ADAU1966A PLL Locking Issue

Hi Dave,

We are using  ADAU1966A  in system design with direct master clock mode ,

MCLK : 3 MHz (768 X Fs )

sampling rate FS : 3.91 KHz

DBCLK & DLRCLK are measured at the IC pin. The following values are ,

DBCLK : 137.1389 KHz

DLRCLK : 4.28855 KHz

while reading register 0x01, the value is 2A instead of 2E.

I found that Internal PLL is not locked.and I am using loop filter as per  recommended for MCLKI in datasheet.

What can be the issue for PLL not locking?

Thanks in Advance

Changed the subject after splitting this off from another discussion.
[edited by: DaveThib at 8:32 PM (GMT 0) on 5 Feb 2019]
  • 0
    •  Analog Employees 
    on Feb 5, 2019 8:57 PM

    Hello Selvikavi,

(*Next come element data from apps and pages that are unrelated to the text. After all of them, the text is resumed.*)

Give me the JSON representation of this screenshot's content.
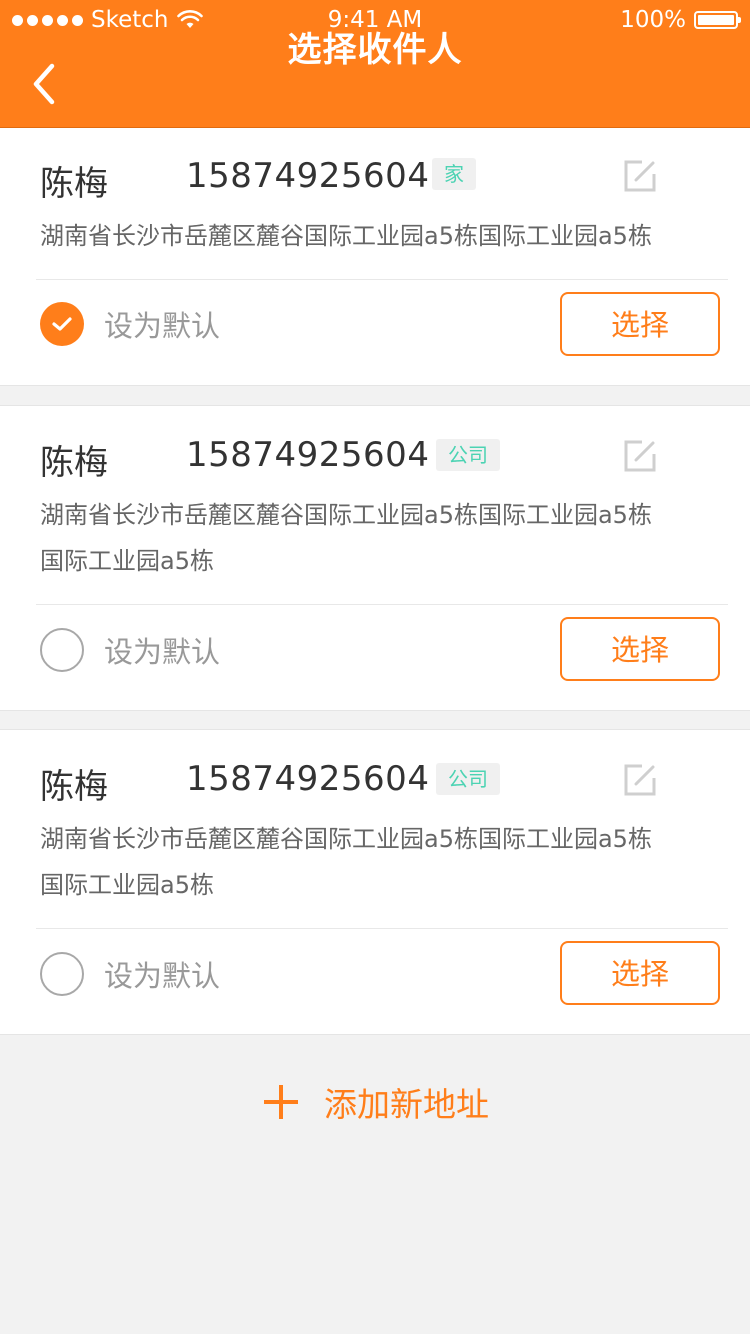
{
  "status_bar": {
    "carrier": "Sketch",
    "time": "9:41 AM",
    "battery": "100%"
  },
  "nav": {
    "title": "选择收件人"
  },
  "addresses": [
    {
      "name": "陈梅",
      "phone": "15874925604",
      "tag": "家",
      "address_lines": [
        "湖南省长沙市岳麓区麓谷国际工业园a5栋国际工业园a5栋"
      ],
      "default_label": "设为默认",
      "is_default": true,
      "select_label": "选择"
    },
    {
      "name": "陈梅",
      "phone": "15874925604",
      "tag": "公司",
      "address_lines": [
        "湖南省长沙市岳麓区麓谷国际工业园a5栋国际工业园a5栋",
        "国际工业园a5栋"
      ],
      "default_label": "设为默认",
      "is_default": false,
      "select_label": "选择"
    },
    {
      "name": "陈梅",
      "phone": "15874925604",
      "tag": "公司",
      "address_lines": [
        "湖南省长沙市岳麓区麓谷国际工业园a5栋国际工业园a5栋",
        "国际工业园a5栋"
      ],
      "default_label": "设为默认",
      "is_default": false,
      "select_label": "选择"
    }
  ],
  "add_address": {
    "label": "添加新地址"
  },
  "colors": {
    "accent": "#ff7e1a",
    "tag_text": "#4cd3b3",
    "background": "#f2f2f2"
  },
  "icons": {
    "back": "chevron-left-icon",
    "edit": "edit-icon",
    "check": "check-icon",
    "add": "plus-icon",
    "wifi": "wifi-icon",
    "battery": "battery-icon"
  }
}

    There are a few inconsistencies in your post that I need to clarify.

    First to answer your question about the PLL:

    There are many reasons as to why it will not lock.

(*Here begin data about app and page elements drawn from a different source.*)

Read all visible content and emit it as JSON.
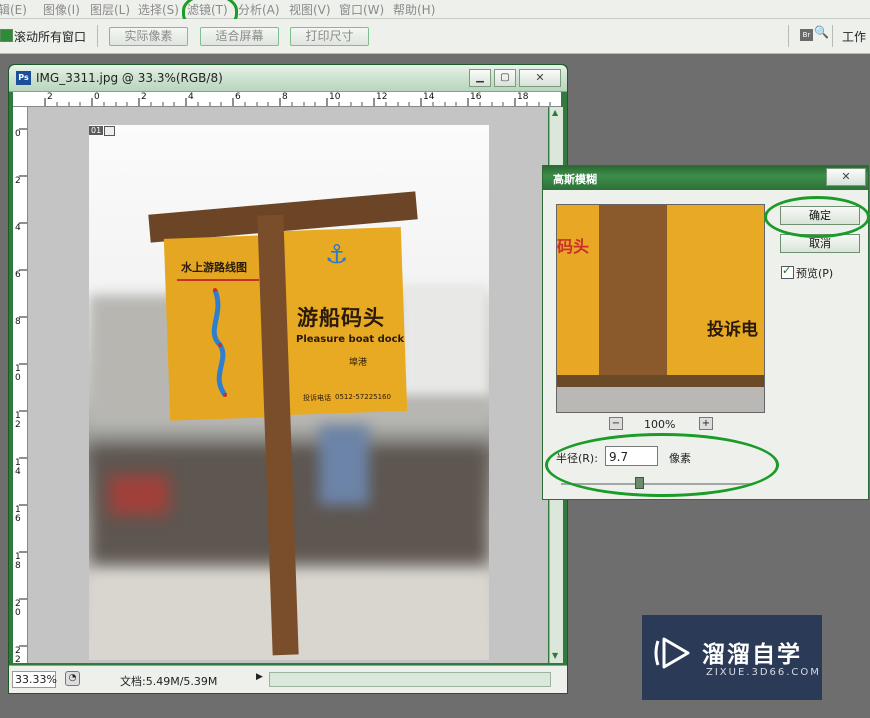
{
  "menu": [
    "辑(E)",
    "图像(I)",
    "图层(L)",
    "选择(S)",
    "滤镜(T)",
    "分析(A)",
    "视图(V)",
    "窗口(W)",
    "帮助(H)"
  ],
  "options": {
    "scroll_all_label": "滚动所有窗口",
    "actual_pixels": "实际像素",
    "fit_screen": "适合屏幕",
    "print_size": "打印尺寸",
    "bridge_icon": "Br",
    "workspace": "工作"
  },
  "document": {
    "title": "IMG_3311.jpg @ 33.3%(RGB/8)",
    "ruler_h": [
      "2",
      "0",
      "2",
      "4",
      "6",
      "8",
      "10",
      "12",
      "14",
      "16",
      "18"
    ],
    "ruler_v": [
      "0",
      "2",
      "4",
      "6",
      "8",
      "10",
      "12",
      "14",
      "16",
      "18",
      "20",
      "22"
    ],
    "zoom": "33.33%",
    "doc_info": "文档:5.49M/5.39M",
    "layer_tag": "01"
  },
  "sign": {
    "left_title": "水上游路线图",
    "right_title": "游船码头",
    "english": "Pleasure boat dock",
    "sub": "埠港",
    "bottom_left": "投诉电话",
    "phone": "0512-57225160"
  },
  "dialog": {
    "title": "高斯模糊",
    "ok": "确定",
    "cancel": "取消",
    "preview_label": "预览(P)",
    "zoom_level": "100%",
    "radius_label": "半径(R):",
    "radius_value": "9.7",
    "unit": "像素",
    "preview_text_1": "码头",
    "preview_text_2": "投诉电"
  },
  "logo": {
    "name": "溜溜自学",
    "url": "ZIXUE.3D66.COM"
  },
  "colors": {
    "window_green": "#2f7a3c",
    "annotation_green": "#1b9b27",
    "sign_yellow": "#e5a722",
    "post_brown": "#7a4e2a"
  }
}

    1)   Bad signal integrity on the master clock signal so it misses edges and or gets extra clock cycles. So the PLL will see that as the frequency changing too quickly to lock to.

    2) Bad power on the PLL VDD pin.

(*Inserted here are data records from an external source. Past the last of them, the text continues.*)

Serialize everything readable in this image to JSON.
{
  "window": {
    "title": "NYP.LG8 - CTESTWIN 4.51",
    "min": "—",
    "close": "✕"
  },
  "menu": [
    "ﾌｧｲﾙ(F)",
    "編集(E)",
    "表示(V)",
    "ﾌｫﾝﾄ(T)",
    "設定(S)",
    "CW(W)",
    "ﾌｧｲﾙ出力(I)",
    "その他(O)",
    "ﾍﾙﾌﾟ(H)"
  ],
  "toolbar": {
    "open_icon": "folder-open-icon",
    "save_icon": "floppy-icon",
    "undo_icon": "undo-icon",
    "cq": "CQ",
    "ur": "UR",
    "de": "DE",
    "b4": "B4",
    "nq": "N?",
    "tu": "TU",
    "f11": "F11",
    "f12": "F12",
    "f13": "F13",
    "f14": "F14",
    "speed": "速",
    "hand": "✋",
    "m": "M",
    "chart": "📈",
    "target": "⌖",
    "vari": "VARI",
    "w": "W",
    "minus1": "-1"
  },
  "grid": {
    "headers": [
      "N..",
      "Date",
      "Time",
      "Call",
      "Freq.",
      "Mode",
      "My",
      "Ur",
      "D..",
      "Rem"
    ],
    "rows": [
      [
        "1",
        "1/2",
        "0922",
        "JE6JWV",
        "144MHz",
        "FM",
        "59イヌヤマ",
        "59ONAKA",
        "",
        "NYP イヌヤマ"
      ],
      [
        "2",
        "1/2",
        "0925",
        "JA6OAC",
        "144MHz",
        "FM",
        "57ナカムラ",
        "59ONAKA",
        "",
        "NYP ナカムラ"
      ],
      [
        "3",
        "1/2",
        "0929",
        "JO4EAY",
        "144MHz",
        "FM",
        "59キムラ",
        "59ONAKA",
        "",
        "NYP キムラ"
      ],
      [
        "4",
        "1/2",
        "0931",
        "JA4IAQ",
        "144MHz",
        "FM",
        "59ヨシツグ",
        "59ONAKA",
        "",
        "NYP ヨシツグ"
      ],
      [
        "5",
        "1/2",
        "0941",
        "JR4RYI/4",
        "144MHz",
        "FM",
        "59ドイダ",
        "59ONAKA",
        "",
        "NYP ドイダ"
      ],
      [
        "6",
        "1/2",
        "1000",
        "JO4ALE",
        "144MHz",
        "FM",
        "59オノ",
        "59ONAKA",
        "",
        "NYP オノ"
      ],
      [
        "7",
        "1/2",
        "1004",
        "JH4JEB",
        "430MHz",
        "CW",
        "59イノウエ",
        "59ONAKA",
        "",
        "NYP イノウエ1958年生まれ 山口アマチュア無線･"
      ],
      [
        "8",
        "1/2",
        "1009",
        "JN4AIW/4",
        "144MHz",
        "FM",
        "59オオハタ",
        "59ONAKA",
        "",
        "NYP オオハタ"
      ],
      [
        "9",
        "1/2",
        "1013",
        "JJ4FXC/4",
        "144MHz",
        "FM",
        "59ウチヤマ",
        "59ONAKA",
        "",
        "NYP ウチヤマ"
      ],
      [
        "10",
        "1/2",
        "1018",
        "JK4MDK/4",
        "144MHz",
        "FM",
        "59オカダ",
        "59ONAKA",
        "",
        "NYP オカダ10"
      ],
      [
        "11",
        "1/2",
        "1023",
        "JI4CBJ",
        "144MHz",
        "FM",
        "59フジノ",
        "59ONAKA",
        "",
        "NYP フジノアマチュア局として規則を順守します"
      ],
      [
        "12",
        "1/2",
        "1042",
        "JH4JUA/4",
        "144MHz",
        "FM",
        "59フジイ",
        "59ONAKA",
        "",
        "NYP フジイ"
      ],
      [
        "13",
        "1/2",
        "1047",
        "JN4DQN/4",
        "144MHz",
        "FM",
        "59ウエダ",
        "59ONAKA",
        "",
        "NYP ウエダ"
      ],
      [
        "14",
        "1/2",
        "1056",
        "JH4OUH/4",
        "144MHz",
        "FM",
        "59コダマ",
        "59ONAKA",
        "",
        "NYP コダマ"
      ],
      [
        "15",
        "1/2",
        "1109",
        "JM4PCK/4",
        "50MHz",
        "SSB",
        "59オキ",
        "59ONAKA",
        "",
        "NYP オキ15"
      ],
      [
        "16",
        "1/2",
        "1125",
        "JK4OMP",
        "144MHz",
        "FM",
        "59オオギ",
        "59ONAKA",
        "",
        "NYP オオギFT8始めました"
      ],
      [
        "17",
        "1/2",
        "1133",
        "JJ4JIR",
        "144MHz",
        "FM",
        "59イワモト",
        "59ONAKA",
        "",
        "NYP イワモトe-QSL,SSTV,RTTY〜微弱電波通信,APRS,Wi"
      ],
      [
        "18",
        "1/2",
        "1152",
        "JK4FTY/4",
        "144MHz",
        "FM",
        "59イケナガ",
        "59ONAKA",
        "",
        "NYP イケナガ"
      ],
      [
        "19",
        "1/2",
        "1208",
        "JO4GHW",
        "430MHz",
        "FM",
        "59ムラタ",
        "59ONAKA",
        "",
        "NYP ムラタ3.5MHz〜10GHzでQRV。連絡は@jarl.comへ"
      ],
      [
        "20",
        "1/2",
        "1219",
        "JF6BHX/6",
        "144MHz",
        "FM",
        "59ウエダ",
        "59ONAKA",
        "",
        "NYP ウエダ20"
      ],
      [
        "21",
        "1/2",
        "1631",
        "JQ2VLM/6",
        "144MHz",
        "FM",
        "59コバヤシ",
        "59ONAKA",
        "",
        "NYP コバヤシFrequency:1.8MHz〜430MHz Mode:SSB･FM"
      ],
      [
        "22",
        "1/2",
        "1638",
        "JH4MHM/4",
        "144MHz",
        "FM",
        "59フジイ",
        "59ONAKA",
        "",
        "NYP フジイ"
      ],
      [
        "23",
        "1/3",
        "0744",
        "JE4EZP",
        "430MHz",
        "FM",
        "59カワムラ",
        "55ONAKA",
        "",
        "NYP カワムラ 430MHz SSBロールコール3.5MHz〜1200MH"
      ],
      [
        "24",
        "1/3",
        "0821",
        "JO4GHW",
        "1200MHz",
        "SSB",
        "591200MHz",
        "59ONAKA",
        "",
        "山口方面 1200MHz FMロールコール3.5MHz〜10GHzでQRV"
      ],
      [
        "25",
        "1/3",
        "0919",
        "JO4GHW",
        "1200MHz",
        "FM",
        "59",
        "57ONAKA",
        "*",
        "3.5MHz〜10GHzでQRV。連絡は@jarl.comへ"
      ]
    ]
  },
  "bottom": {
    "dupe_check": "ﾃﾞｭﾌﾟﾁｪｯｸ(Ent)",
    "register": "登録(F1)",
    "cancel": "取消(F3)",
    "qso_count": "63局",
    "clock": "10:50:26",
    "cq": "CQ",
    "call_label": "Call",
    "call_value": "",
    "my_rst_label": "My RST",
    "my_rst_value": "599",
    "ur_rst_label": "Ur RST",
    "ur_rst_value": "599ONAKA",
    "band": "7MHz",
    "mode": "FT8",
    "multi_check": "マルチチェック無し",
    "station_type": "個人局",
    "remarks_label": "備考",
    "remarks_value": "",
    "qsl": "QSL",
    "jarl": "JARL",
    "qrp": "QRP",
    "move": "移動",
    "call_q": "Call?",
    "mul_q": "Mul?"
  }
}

    3) Incorrect components used in the PLL Loop filter.

    4) PCB layout problems.

    5) Lots of noise on the ground and or power planes.

    6) Frequencies out of specifications.  This is your issue. The minimum frequency that the PLL can lock to is 6.9MHz. (Table 7 in the datasheet).

    So you need to be running in Direct clocking mode and so you need to disable the PLL.

    So you need to power down the PLL in Control Register 0

    Then in Control Register 1 you need to set bit 0  to a "1".

    Then the relationship between the master clock and the sampling rate needs to be exactly 512 x fs. I do not know how you are obtaining your frequencies or which is important, the master clock or the sampling rate. Either way, it needs to be 512 x fs.

    The Bit Clock and the LRCLK numbers you stated means that you have 32 bitclocks per sample period. So from this I assume you are running using two channels with 16 bit audio. There is no room for more bits than that.

    This info should get you started on the right track, we can work out some of the other details later.

    Dave T